"At some point you just can't keep track of the count anymore."Mendoza told BarkPost the story of how she got involved with Second Chance Rescue, her first experience with volunteering, and what would eventually become Camp SCR.
"It was a few years ago that I was sitting in my kitchen, reading through story after story about these poor dogs that needed homes, and I came across a story about pregnant moms being given heart stick euthanasia in shelters. I sat there and I thought about those little puppies in their mom's belly, and the mom trying to protect her babies, and the slow death, and I just cried for three days straight. That's when I knew I had to do something."And that's exactly what she did. Regina started volunteering, doing things like transporting dogs and home visits, but that wasn't enough. She wanted more hands-on work, so she started visiting the vet partners where they had SCR dogs recovering and did walks with them. A little Terrier really sunk into her heart and she thought to herself, "Why is this dog here in a crate when he can be at my home?" And sure enough, she took him home and fostered him for the next six weeks until he was adopted into his forever family.
Regina Mendoza, the director of Camp SCR, with Abbott - a pup saved from being euthanized because he had a spinal injuryThen there was a Chihuahua that she fostered. And another dog, and another. One turned into two, two turned into four, and before she knew it, Regina was running a rehabilitation center right out of her home in Flushing, Queens. This all started in November of 2014, and by the summer of 2015 it had been dubbed Camp SCR. [bp_related_article] It started as a place where litters of puppies so young that they needed to be bottle-fed were cared for as they grew - which is around the clock care and a lot to take on. Mendoza told us that she would feed each one, clean them up, and have twenty minutes to wash bottles and prepare formula before it was time to do it all over again. More recently, Camp SCR has been a haven for severely abused or injured dogs that require intensive healing. Some of these dogs currently include Bodhi, a tri-pod pup with a broken front leg, and Carmella, who is fresh out of a hip surgery. In December of 2014, when California shelters had a major overcrowding problem and they had to send 90 dogs out to shelters across the country, Second Chance Rescue and Camp SCR took in nine. They frequently get transports of 8-10 dogs at a time from shelters in the south that had them on the euthanasia list.
Bodhi needs safe, even ground to play on since one of his legs was amputated and another is healing from a breakRegina, a single mom and licensed massage therapist, hasn't been doing this all on her own. Since the success of Camp SCR and the growth of going from one or two dogs to 10 or 15, volunteers have created shifts to help with daily care of the pups, including everything from training to play breaks to cleaning and dressing wounds. These wonderful folks do it all. Mendoza told BarkPost:
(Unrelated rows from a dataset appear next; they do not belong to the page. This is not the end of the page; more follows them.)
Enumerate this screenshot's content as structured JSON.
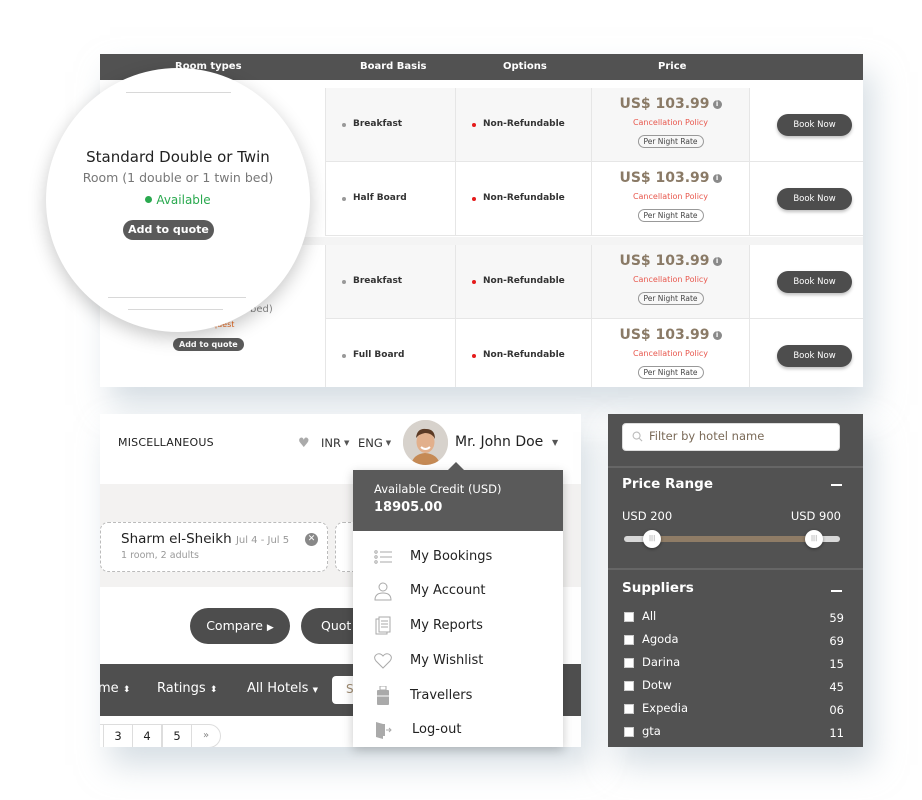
{
  "room_table": {
    "headers": [
      "Room types",
      "Board Basis",
      "Options",
      "Price"
    ],
    "magnified_room": {
      "title": "Standard Double or Twin",
      "subtitle": "Room (1 double or 1 twin bed)",
      "status": "Available",
      "add_label": "Add to quote"
    },
    "second_room": {
      "subtitle_fragment": "bed)",
      "status_fragment": "quest",
      "add_label": "Add to quote"
    },
    "rows": [
      {
        "board": "Breakfast",
        "option": "Non-Refundable",
        "price": "US$ 103.99",
        "cancel": "Cancellation Policy",
        "rate": "Per Night Rate",
        "book": "Book Now"
      },
      {
        "board": "Half Board",
        "option": "Non-Refundable",
        "price": "US$ 103.99",
        "cancel": "Cancellation Policy",
        "rate": "Per Night Rate",
        "book": "Book Now"
      },
      {
        "board": "Breakfast",
        "option": "Non-Refundable",
        "price": "US$ 103.99",
        "cancel": "Cancellation Policy",
        "rate": "Per Night Rate",
        "book": "Book Now"
      },
      {
        "board": "Full Board",
        "option": "Non-Refundable",
        "price": "US$ 103.99",
        "cancel": "Cancellation Policy",
        "rate": "Per Night Rate",
        "book": "Book Now"
      }
    ]
  },
  "header": {
    "nav_item": "MISCELLANEOUS",
    "currency": "INR",
    "language": "ENG",
    "user_name": "Mr. John Doe"
  },
  "search": {
    "destination": "Sharm el-Sheikh",
    "dates": "Jul 4 - Jul 5",
    "occupancy": "1 room, 2 adults"
  },
  "actions": {
    "compare_label": "Compare",
    "quote_label": "Quot"
  },
  "sortbar": {
    "items": [
      "me",
      "Ratings",
      "All Hotels"
    ],
    "search_fragment": "S"
  },
  "pagination": {
    "pages": [
      "3",
      "4",
      "5"
    ],
    "next": "»"
  },
  "user_menu": {
    "credit_label": "Available Credit (USD)",
    "credit_value": "18905.00",
    "items": [
      {
        "label": "My Bookings",
        "icon": "list-icon"
      },
      {
        "label": "My Account",
        "icon": "user-icon"
      },
      {
        "label": "My Reports",
        "icon": "report-icon"
      },
      {
        "label": "My Wishlist",
        "icon": "heart-icon"
      },
      {
        "label": "Travellers",
        "icon": "luggage-icon"
      },
      {
        "label": "Log-out",
        "icon": "logout-icon"
      }
    ]
  },
  "filters": {
    "hotel_filter_placeholder": "Filter by hotel name",
    "price_range": {
      "title": "Price Range",
      "min_label": "USD 200",
      "max_label": "USD 900",
      "min_fraction": 0.13,
      "max_fraction": 0.88
    },
    "suppliers": {
      "title": "Suppliers",
      "items": [
        {
          "name": "All",
          "count": "59"
        },
        {
          "name": "Agoda",
          "count": "69"
        },
        {
          "name": "Darina",
          "count": "15"
        },
        {
          "name": "Dotw",
          "count": "45"
        },
        {
          "name": "Expedia",
          "count": "06"
        },
        {
          "name": "gta",
          "count": "11"
        }
      ]
    }
  }
}
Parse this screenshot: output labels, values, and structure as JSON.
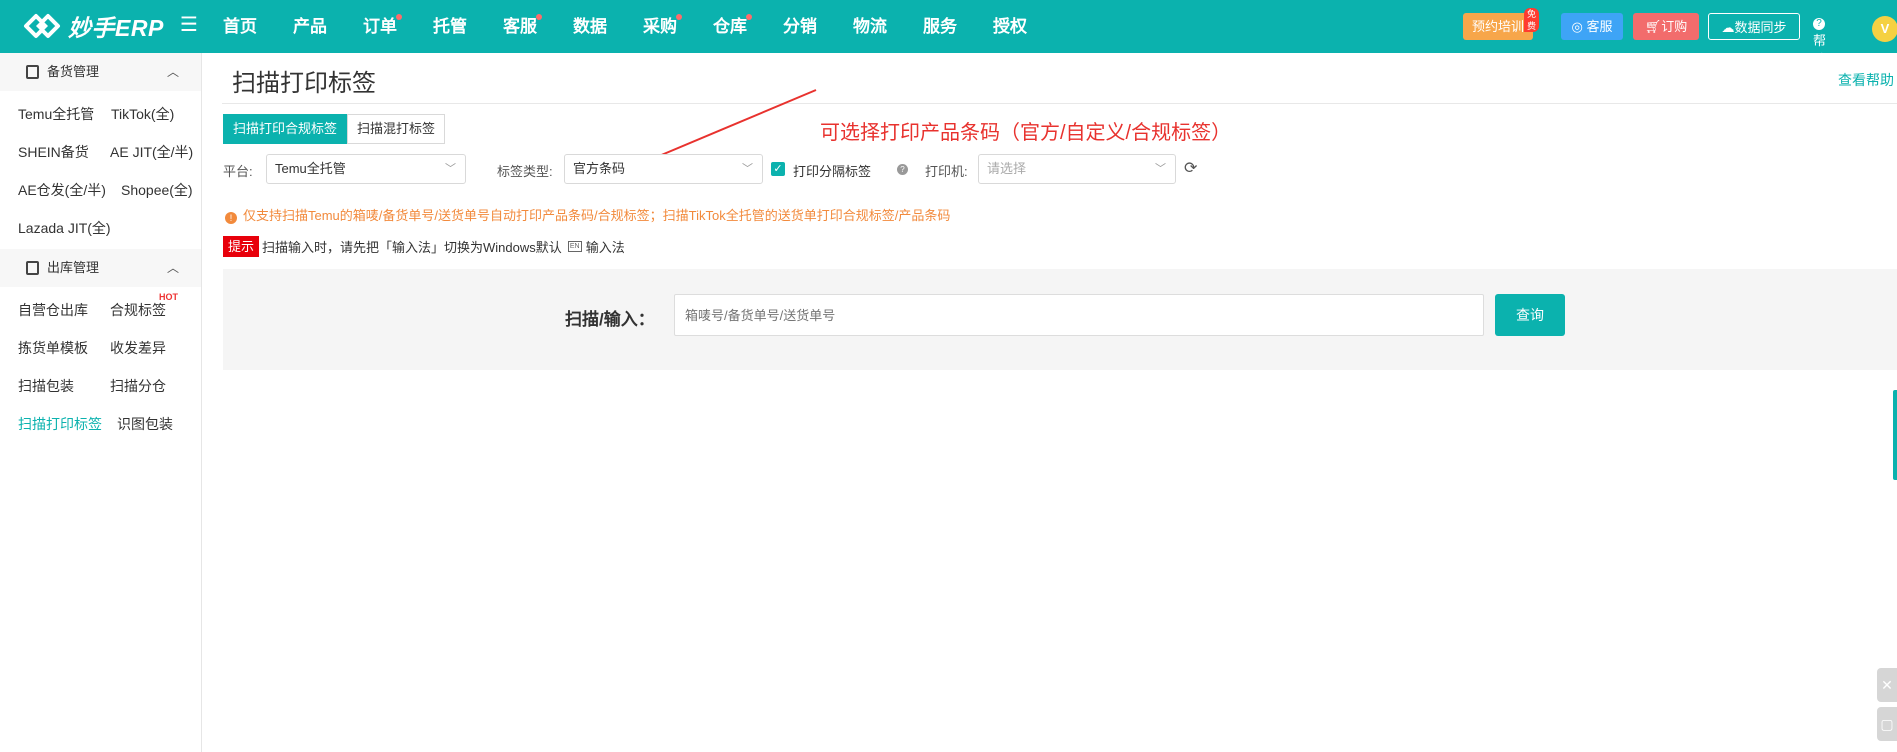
{
  "app": {
    "logo_text": "妙手ERP"
  },
  "nav": [
    {
      "label": "首页",
      "dot": false
    },
    {
      "label": "产品",
      "dot": false
    },
    {
      "label": "订单",
      "dot": true
    },
    {
      "label": "托管",
      "dot": false
    },
    {
      "label": "客服",
      "dot": true
    },
    {
      "label": "数据",
      "dot": false
    },
    {
      "label": "采购",
      "dot": true
    },
    {
      "label": "仓库",
      "dot": true
    },
    {
      "label": "分销",
      "dot": false
    },
    {
      "label": "物流",
      "dot": false
    },
    {
      "label": "服务",
      "dot": false
    },
    {
      "label": "授权",
      "dot": false
    }
  ],
  "topbar": {
    "training": "预约培训",
    "free_badge": "免费",
    "service": "客服",
    "subscribe": "订购",
    "sync": "数据同步",
    "help": "帮助"
  },
  "sidebar": {
    "group1": {
      "title": "备货管理",
      "items": [
        "Temu全托管",
        "TikTok(全)",
        "SHEIN备货",
        "AE JIT(全/半)",
        "AE仓发(全/半)",
        "Shopee(全)",
        "Lazada JIT(全)"
      ]
    },
    "group2": {
      "title": "出库管理",
      "items": [
        "自营仓出库",
        "合规标签",
        "拣货单模板",
        "收发差异",
        "扫描包装",
        "扫描分仓",
        "扫描打印标签",
        "识图包装"
      ],
      "hot_label": "HOT",
      "active": "扫描打印标签"
    }
  },
  "page": {
    "title": "扫描打印标签",
    "help_link": "查看帮助",
    "tabs": [
      "扫描打印合规标签",
      "扫描混打标签"
    ],
    "annotation": "可选择打印产品条码（官方/自定义/合规标签）",
    "filters": {
      "platform_label": "平台:",
      "platform_value": "Temu全托管",
      "label_type_label": "标签类型:",
      "label_type_value": "官方条码",
      "print_separator": "打印分隔标签",
      "printer_label": "打印机:",
      "printer_placeholder": "请选择"
    },
    "warning": "仅支持扫描Temu的箱唛/备货单号/送货单号自动打印产品条码/合规标签；扫描TikTok全托管的送货单打印合规标签/产品条码",
    "tip_badge": "提示",
    "tip_text": "扫描输入时，请先把「输入法」切换为Windows默认",
    "tip_suffix": "输入法",
    "ime_icon_text": "EN",
    "scan_label": "扫描/输入：",
    "scan_placeholder": "箱唛号/备货单号/送货单号",
    "query": "查询"
  },
  "colors": {
    "brand": "#0bb2ae",
    "annotation": "#e8322e",
    "warning": "#f28a3c",
    "tip_badge": "#e8000b"
  }
}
"We really are Ground Zero for rescue dogs. We get these dogs who have had very little exposure to people and basically have to learn how to be around them. They wouldn't have the same chance at adoption success if they went straight from where they came from to a home without the transition that we provide at Camp SCR."But there's one major problem that Camp SCR is facing and that is the state of their outdoor play area. The backyard is devoid of grass and any amount of precipitation turns it into such a mess that it's unusable for days. There any many uneven surfaces and holes that make it dangerous for some of the recovering pups to use. Even the healthy pups are at risk for falling and injuring themselves, and worse, the soil is loaded with all kinds of bacteria that can potentially make the dogs sick. What was once a backyard full of grass has now deteriorated due to the natural conditions of having hundreds of dogs do what dogs do over time.
Baby Joey wants to play outside too!
And so does Carmella!Second Chance Rescue has set up a fundraiser to fix this situation and have calculated they will need around $25,000 to complete their vision. This will include putting down K9 Grass, which is a "safe, drainable, cleanable, and durable" type of synthetic grass made specially for dogs. They dream of having a large, grassy space with play equipment where all these dogs that have suffered so much hardship and abuse in their life can just be, well... DOGS!
Second Chance Rescue's vision for their backyard renovations is pretty great, right?!Since starting the fund a few weeks ago, their many supporters have already raised over $21,000 and they're so close to their goal! Imagine if we can meet that and beyond, there are so many more dogs that can be rescued and rehabilitated. These dogs deserve a taste of the good life that extends beyond this amazing couch cuddling session.